Smart Museum of Art
Joseph Accused by Potiphar's Wife, circa 1740ľ44
Oil on canvas
NoŰl HallÚ's Joseph Accused by Potiphar's Wife results from a mid-eighteenth-century academic revival of the genre so closely linked to tragedy, history painting. In accordance with the rules of the art, HallÚ has depicted the climactic scene in which a dramatic change of fortune strikes the hero, Joseph. This explains why HallÚ has chosen not the more frequently depicted scene in which Potiphar's wife attempts to seduce Joseph, but instead the later moment when she falsely accuses Joseph of seducing her; it is this second moment that seals the unhappy fate of the hero, who is sentenced to years in the dungeon.
HallÚ here not only showed the influence of French classical biblical tragedies, but also flirted with echoes of secular tragedy, particularly that of Hippolytus, similarly libeled by Theseus' wife, Phaedra (or, in the Racine version, by her nurse, Oenone). As in de La Hyre's Panthea, the essential elements of a theatrical production are spectacularly manifest in HallÚ's composition.
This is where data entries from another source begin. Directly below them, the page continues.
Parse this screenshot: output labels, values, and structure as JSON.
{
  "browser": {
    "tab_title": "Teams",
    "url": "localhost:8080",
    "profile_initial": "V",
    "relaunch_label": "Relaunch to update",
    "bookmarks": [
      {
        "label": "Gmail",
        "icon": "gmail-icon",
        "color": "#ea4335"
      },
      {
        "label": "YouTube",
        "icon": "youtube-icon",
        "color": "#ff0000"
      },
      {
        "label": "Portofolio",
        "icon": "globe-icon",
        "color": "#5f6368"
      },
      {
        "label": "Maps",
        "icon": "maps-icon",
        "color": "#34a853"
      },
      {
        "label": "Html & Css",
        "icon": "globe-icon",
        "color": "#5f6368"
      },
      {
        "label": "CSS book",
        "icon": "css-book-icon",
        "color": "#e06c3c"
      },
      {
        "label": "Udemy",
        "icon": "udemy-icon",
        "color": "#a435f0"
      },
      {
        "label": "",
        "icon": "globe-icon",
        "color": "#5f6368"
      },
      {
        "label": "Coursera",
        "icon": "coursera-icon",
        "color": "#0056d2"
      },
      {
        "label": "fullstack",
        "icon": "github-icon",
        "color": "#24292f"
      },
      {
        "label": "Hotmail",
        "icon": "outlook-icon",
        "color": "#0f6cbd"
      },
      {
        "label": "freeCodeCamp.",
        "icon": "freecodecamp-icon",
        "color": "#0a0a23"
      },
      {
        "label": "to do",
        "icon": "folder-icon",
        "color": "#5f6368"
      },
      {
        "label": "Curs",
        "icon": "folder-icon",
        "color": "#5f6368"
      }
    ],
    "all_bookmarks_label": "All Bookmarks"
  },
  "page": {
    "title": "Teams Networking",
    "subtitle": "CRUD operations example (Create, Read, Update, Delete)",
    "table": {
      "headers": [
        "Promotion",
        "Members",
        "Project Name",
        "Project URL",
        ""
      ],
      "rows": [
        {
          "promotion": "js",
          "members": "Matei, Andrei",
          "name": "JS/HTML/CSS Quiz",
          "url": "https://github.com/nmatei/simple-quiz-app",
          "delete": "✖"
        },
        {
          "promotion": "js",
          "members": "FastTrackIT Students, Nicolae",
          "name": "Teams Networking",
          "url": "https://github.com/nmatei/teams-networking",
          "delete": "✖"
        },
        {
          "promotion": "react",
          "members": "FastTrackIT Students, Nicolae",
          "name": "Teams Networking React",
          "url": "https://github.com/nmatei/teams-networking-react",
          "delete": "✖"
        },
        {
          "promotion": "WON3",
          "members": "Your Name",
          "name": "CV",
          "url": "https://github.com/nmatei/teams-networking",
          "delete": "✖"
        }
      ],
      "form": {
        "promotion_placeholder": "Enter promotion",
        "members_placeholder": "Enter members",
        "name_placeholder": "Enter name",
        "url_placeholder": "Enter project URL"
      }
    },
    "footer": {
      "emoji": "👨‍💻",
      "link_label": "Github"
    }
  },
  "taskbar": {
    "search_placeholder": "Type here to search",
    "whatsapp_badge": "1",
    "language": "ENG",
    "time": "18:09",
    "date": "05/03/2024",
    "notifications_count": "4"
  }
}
In a perfect reflection of the stage, the painting again represents four characters intensely interacting in an intimate space: the wife and her servant (here holding up Joseph's robe as evidence to corroborate her mistress), Potiphar in shock at hearing the accusation, and Joseph, bearing the calumny with a rhetorical display of equanimity and submission worthy of the finest trained actor.